Space limitations prevent me from recounting in detail the subsequent proceedings and the legal arguments advanced for and against Dr McArthur. Suffice it to say that although the Invercargill police investigated conscientiously, the legal section at police national headquarters performed tortuous legal contortions in concluding that no offence had been committed – an opinion later backed, no more convincingly, by the then Solicitor-General.
The coroner kicked for touch too, as did a High Court judge who held that the child’s life was a matter for the doctors.

igh CiouyrHigh Court Reading Dr McArthur’s account nearly 30 years later, it’s hard to escape the conclusion that the authorities at the time – medical, judicial and political – wanted the case swept under the carpet. Memories of the divisive abortion debates of the 1970s were still fresh and there was no appetite for re-opening old wounds.
Not only would the case have been seen as an embarrassment, but some in the medical profession wanted to make an example of Dr McArthur for daring to upset the status quo.

The medical establishment appeared less concerned with the fact that a viable infant had been left to die of neglect – this in a public hospital – than with chastising Dr McArthur for disregarding the niceties of professional etiquette. Soon after, he left Southland and took up a position in Wellington.
He won a longer-term victory in 1993 when the Paediatric Society, at his instigation, introduced a policy emphasising that where there was any doubt about a premature baby’s viability, it should be treated. “The child’s welfare must be the paramount consideration.”

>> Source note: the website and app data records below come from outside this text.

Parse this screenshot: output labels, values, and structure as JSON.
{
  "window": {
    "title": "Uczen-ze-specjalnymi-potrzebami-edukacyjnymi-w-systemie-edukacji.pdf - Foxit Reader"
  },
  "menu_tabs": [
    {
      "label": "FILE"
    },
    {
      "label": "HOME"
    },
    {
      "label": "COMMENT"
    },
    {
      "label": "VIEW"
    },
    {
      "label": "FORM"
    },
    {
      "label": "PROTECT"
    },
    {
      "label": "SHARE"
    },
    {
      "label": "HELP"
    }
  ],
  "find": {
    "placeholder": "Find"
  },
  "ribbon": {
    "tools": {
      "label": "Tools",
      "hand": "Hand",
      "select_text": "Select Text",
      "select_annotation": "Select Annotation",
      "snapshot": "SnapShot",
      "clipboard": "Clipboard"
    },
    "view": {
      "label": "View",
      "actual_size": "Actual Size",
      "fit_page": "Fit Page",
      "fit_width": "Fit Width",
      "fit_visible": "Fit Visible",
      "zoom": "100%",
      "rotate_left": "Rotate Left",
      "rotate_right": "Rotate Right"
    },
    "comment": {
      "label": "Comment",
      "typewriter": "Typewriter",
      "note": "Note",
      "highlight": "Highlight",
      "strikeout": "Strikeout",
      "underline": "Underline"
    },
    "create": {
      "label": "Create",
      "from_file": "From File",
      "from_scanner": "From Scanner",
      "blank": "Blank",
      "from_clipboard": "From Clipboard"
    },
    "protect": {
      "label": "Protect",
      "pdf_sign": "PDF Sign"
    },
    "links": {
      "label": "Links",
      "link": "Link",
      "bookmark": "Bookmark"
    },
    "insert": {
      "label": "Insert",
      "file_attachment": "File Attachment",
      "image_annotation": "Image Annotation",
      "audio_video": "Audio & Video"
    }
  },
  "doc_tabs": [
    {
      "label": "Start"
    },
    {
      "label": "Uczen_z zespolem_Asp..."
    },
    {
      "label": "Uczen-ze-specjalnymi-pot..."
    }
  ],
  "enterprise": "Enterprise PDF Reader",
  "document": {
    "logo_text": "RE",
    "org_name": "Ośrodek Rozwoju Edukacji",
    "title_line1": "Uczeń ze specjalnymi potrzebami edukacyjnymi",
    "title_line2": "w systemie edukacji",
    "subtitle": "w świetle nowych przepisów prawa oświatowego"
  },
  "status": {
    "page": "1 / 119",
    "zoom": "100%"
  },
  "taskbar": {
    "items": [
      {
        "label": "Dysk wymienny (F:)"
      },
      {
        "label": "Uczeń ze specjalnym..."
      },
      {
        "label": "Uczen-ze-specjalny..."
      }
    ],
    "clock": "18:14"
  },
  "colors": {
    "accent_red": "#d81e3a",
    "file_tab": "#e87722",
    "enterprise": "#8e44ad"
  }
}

Dr McArthur was further vindicated in 1994 when Parliament passed a legal amendment making clear that doctors reporting suspected child abuse enjoyed absolute protection under the law, including from their own colleagues.
It’s a sad irony that in this case, the alleged abuse – albeit abuse by neglect – was perpetrated by medical professionals. But such incidents are an almost inevitable consequence of an abortion regime that encourages casual disregard for human life.  And the chilling reality is that we don’t how many other similar cases may have gone unrecorded.


Unknown said...

I am doing a paper on the history of journalism.
My first child was born in March 3 1986. The thing is she has Spina Bifida. The story u have wrote about had just hit the news at that time.
I remember reading about it except never once was it said what the babies problem was, just that it was 'deformed' but I remember reading articles where it's condition was described as 'grossly deformed'. Nurses in Dunedin thought I knew all about it while we were in the Special Care Baby Unit because we were also from Invercargill, (even had the same pregnancy doctor but the doc never realized my baby had a problem) so they, the nurses, kept asking me questions about the aborted baby with Spina Bifida. This was the only reason I knew what was wrong with it.
Our daughter came home finally after 5 weeks, back to Invercargill and articles about the case kept being printed about a 'grossly deformed' baby until I wrote to the editor and said it was very inaccurate reporting. The baby had Spina Bifida like my daughter and my daughter is certainly not 'grossly deformed'!
Now, I am doing this course and writing an essay about what has changed in printed journalism in regards to fact and fiction so I have spent all afternoon trying to find the newspaper articles.
Do u have any dates of articles about this story, I have found some but they are not the right ones.
If u have any articles or dates of articles would it be possible to tell me???
Any help would be really appreciated!
Gayle :)

Karl du Fresne said...

Gayle Lyn, I'm sorry for not replying to you earlier but I've only now become aware of your comment. If you email me at I'll give you whatever help I can.